Although other data was not yet available, the governor said that hospitalizations were down “about 70” – the largest single-day decrease “in some time” – which would put that figure at 1,033.
More than 29,000 people filed unemployment benefits claims last week, bringing that total to about 515,000 since the middle of March. Lamont said the state Department of Labor has processed more than 500,000 of those claims and paid out over $1.3 billion, including around $25 million for self-employed and gig workers.
Lamont said that the unemployment figures include a disproportionate number of women, minorities and children, and that the Department of Economic and Community Development is providing a special fund for those workers.

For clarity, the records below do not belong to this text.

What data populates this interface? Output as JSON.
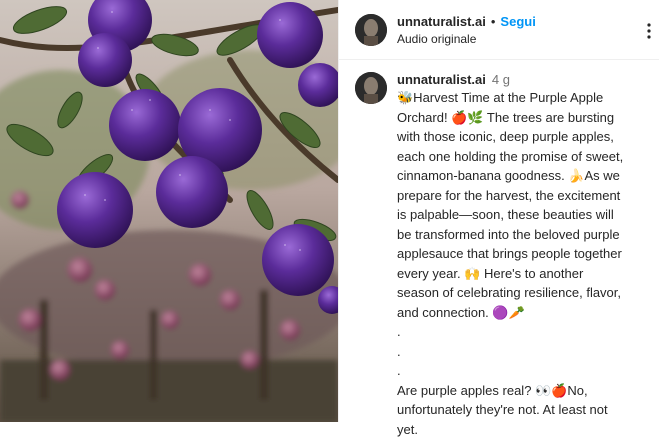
{
  "post": {
    "header": {
      "username": "unnaturalist.ai",
      "separator": "•",
      "follow_label": "Segui",
      "audio_label": "Audio originale"
    },
    "comment": {
      "username": "unnaturalist.ai",
      "time": "4 g",
      "caption_lines": [
        "🐝Harvest Time at the Purple Apple",
        "Orchard! 🍎🌿 The trees are bursting",
        "with those iconic, deep purple apples,",
        "each one holding the promise of sweet,",
        "cinnamon-banana goodness. 🍌As we",
        "prepare for the harvest, the excitement",
        "is palpable—soon, these beauties will",
        "be transformed into the beloved purple",
        "applesauce that brings people together",
        "every year. 🙌 Here's to another",
        "season of celebrating resilience, flavor,",
        "and connection. 🟣🥕",
        ".",
        ".",
        ".",
        "Are purple apples real? 👀🍎No,",
        "unfortunately they're not. At least not",
        "yet."
      ]
    },
    "icons": {
      "more": "more-options-icon",
      "avatar": "profile-avatar"
    },
    "colors": {
      "follow": "#0095f6",
      "text": "#262626",
      "muted": "#737373",
      "apple": "#5a2a8a"
    }
  }
}
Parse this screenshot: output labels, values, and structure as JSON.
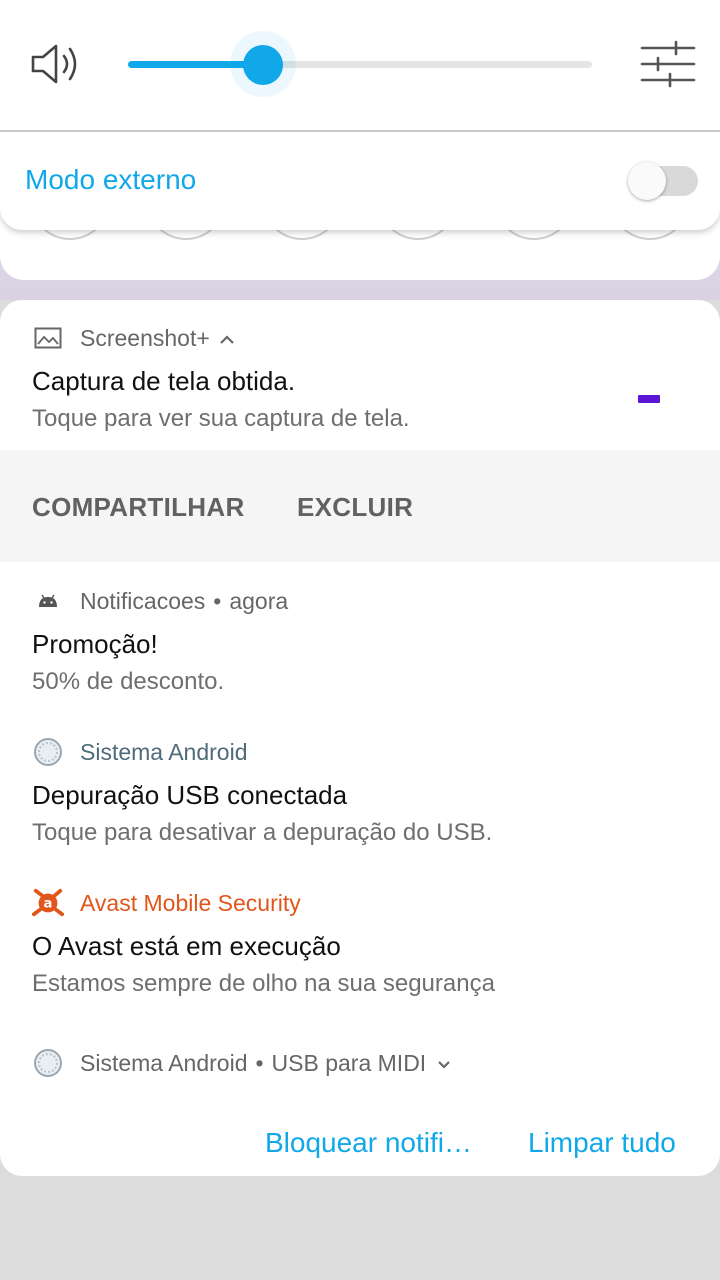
{
  "volume": {
    "level": 0.29,
    "mode_label": "Modo externo",
    "mode_enabled": false
  },
  "notifications": [
    {
      "app": "Screenshot+",
      "title": "Captura de tela obtida.",
      "text": "Toque para ver sua captura de tela.",
      "actions": [
        "COMPARTILHAR",
        "EXCLUIR"
      ]
    },
    {
      "app": "Notificacoes",
      "time": "agora",
      "title": "Promoção!",
      "text": "50% de desconto."
    },
    {
      "app": "Sistema Android",
      "title": "Depuração USB conectada",
      "text": "Toque para desativar a depuração do USB."
    },
    {
      "app": "Avast Mobile Security",
      "title": "O Avast está em execução",
      "text": "Estamos sempre de olho na sua segurança"
    },
    {
      "app": "Sistema Android",
      "subtext": "USB para MIDI"
    }
  ],
  "footer": {
    "block_label": "Bloquear notifi…",
    "clear_label": "Limpar tudo"
  },
  "colors": {
    "accent": "#11a8ea",
    "avast": "#e0561b",
    "android_app": "#4f6b7a"
  },
  "icons": {
    "volume": "speaker-icon",
    "settings": "sliders-icon",
    "screenshot": "image-icon",
    "notificacoes": "android-icon",
    "android_system": "system-gear-icon",
    "avast": "avast-icon"
  }
}
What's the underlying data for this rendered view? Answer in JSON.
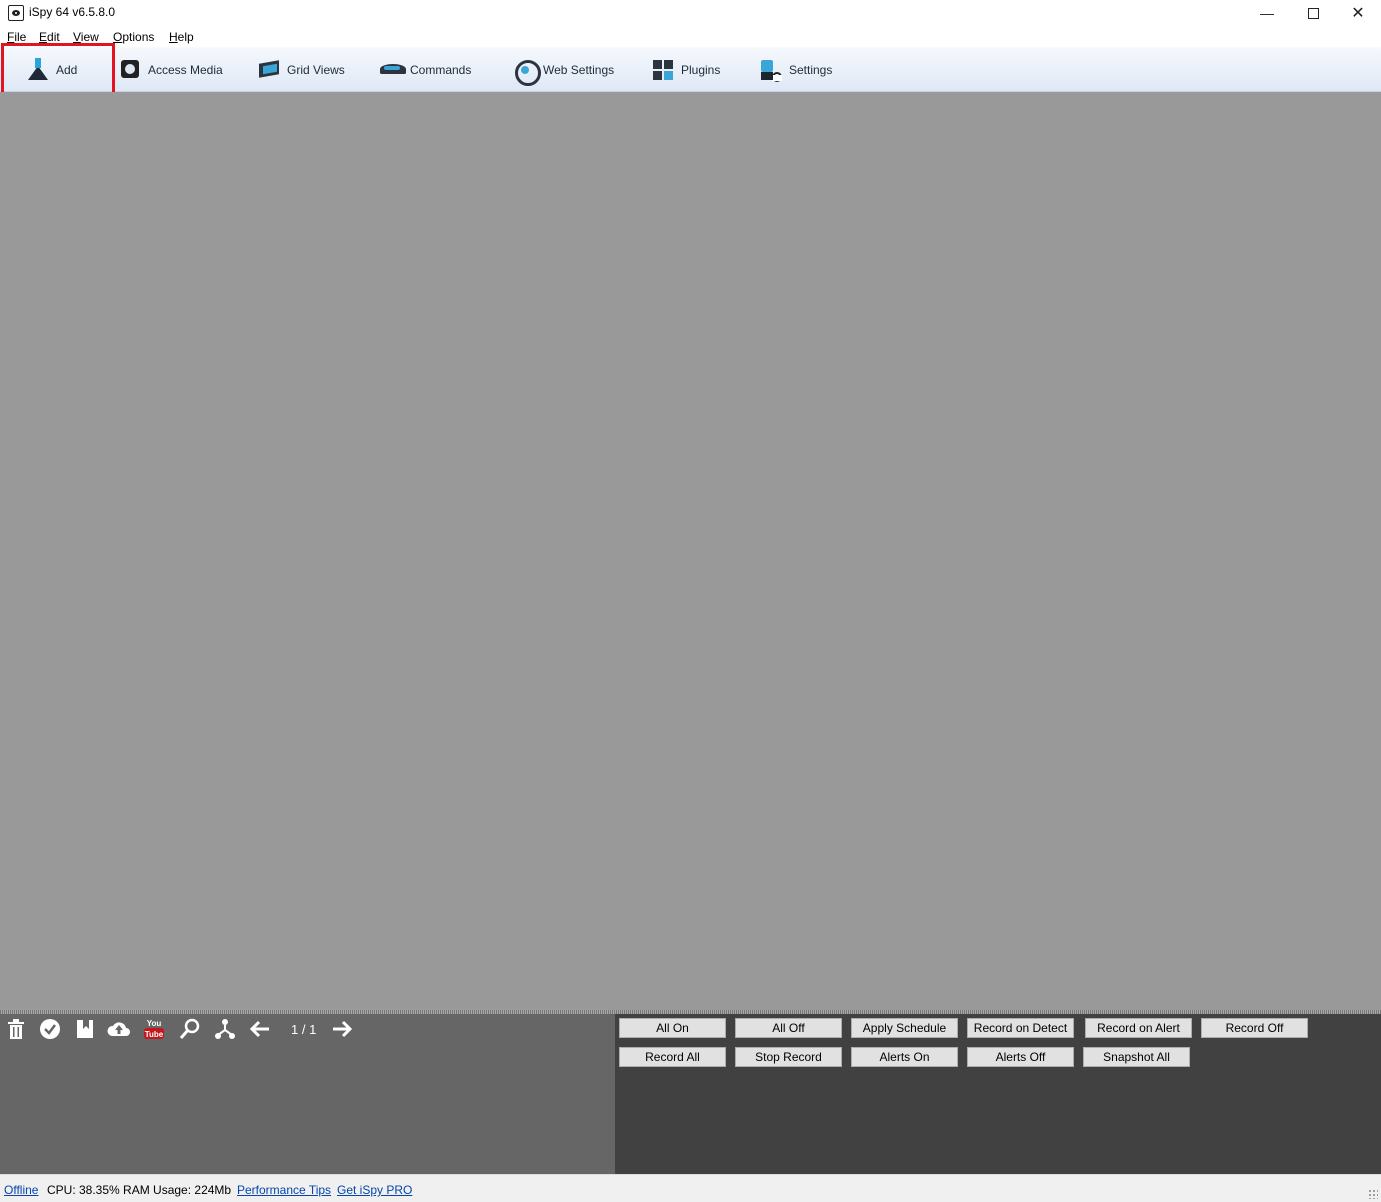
{
  "window": {
    "title": "iSpy 64 v6.5.8.0",
    "minimize_glyph": "—",
    "close_glyph": "✕"
  },
  "menu": [
    {
      "label": "File",
      "mnemonic": "F",
      "rest": "ile"
    },
    {
      "label": "Edit",
      "mnemonic": "E",
      "rest": "dit"
    },
    {
      "label": "View",
      "mnemonic": "V",
      "rest": "iew"
    },
    {
      "label": "Options",
      "mnemonic": "O",
      "rest": "ptions"
    },
    {
      "label": "Help",
      "mnemonic": "H",
      "rest": "elp"
    }
  ],
  "toolbar": {
    "add": "Add",
    "access_media": "Access Media",
    "grid_views": "Grid Views",
    "commands": "Commands",
    "web_settings": "Web Settings",
    "plugins": "Plugins",
    "settings": "Settings"
  },
  "bottom_toolbar": {
    "page_indicator": "1 / 1",
    "icons": [
      "trash-icon",
      "check-icon",
      "bookmark-icon",
      "upload-cloud-icon",
      "youtube-icon",
      "search-icon",
      "share-icon",
      "arrow-left-icon",
      "arrow-right-icon"
    ],
    "youtube_top": "You",
    "youtube_bottom": "Tube"
  },
  "commands": {
    "row1": [
      "All On",
      "All Off",
      "Apply Schedule",
      "Record on Detect",
      "Record on Alert",
      "Record Off"
    ],
    "row2": [
      "Record All",
      "Stop Record",
      "Alerts On",
      "Alerts Off",
      "Snapshot All"
    ]
  },
  "status": {
    "offline": "Offline",
    "cpu_ram": "CPU: 38.35% RAM Usage: 224Mb",
    "performance_tips": "Performance Tips",
    "get_pro": "Get iSpy PRO"
  },
  "colors": {
    "highlight": "#e3141f",
    "workspace": "#999999",
    "bottom_left": "#666666",
    "bottom_right": "#414141",
    "accent": "#3aa6d8"
  }
}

The governor further said that 60,000 small businesses around the state have received Paycheck Protection Program (PPP) loans, and that some $100 billion is still available in that federal program. He encouraged businesses and nonprofits that perhaps have hesitated to apply to do so: “Somebody’s going to get that money,” he said, “why not Connecticut?”
According to the latest U.S. Commerce Department data, the nation’s retail sales dropped by 16.4% in April, following an 8.3% decline in March. Lamont said that while those numbers are sobering, reopening a majority of businesses at once would not be the answer. The substantial news coverage of crowded bars in Wisconsin, after that state’s Supreme Court voided the its governor’s “Safer at Home” orders, illustrate precisely what not to do, he said.
CVS Health Executive Vice President and Chief Policy Officer Tom Moriarty appeared to reiterate not only that the firm opened 12 more drive-thru testing sites around Connecticut today, but that another 25 should be up and running by month’s end.
Moriarty further noted that CVS has recorded a 20% increase in virtual mental health visits compared with the same period last year. As a result, the company is offering expanded services and resources to all patients, regardless of whether they are insured by Aetna, which it acquired in 2018.
Addressing some mixed messaging over whether asymptomatic customers are being encouraged to be tested, Josh Geballe, the state’s COO, said that only the most vulnerable – including those living in close urban dwellings, first responders, nursing home patients and staff, and correctional facility inmates and staff – should be tested.
Those who have, or believe they have, been in close contact with someone with the coronavirus should also be tested, he said. While the state is not encouraging testing for the asymptomatic “worried well” – those who are not suspected of having contracted the virus, but are anxious about the possibility – it probably will begin to do so at a later date, Geballe said.
As of this writing, there are more than 1.4 million positive cases and over 86,000 virus-related deaths in the U.S., with over 253,000 recovered. Globally, there are about 4.5 million positive cases and in excess of 302,000 deaths, with nearly 1.6 million recovered.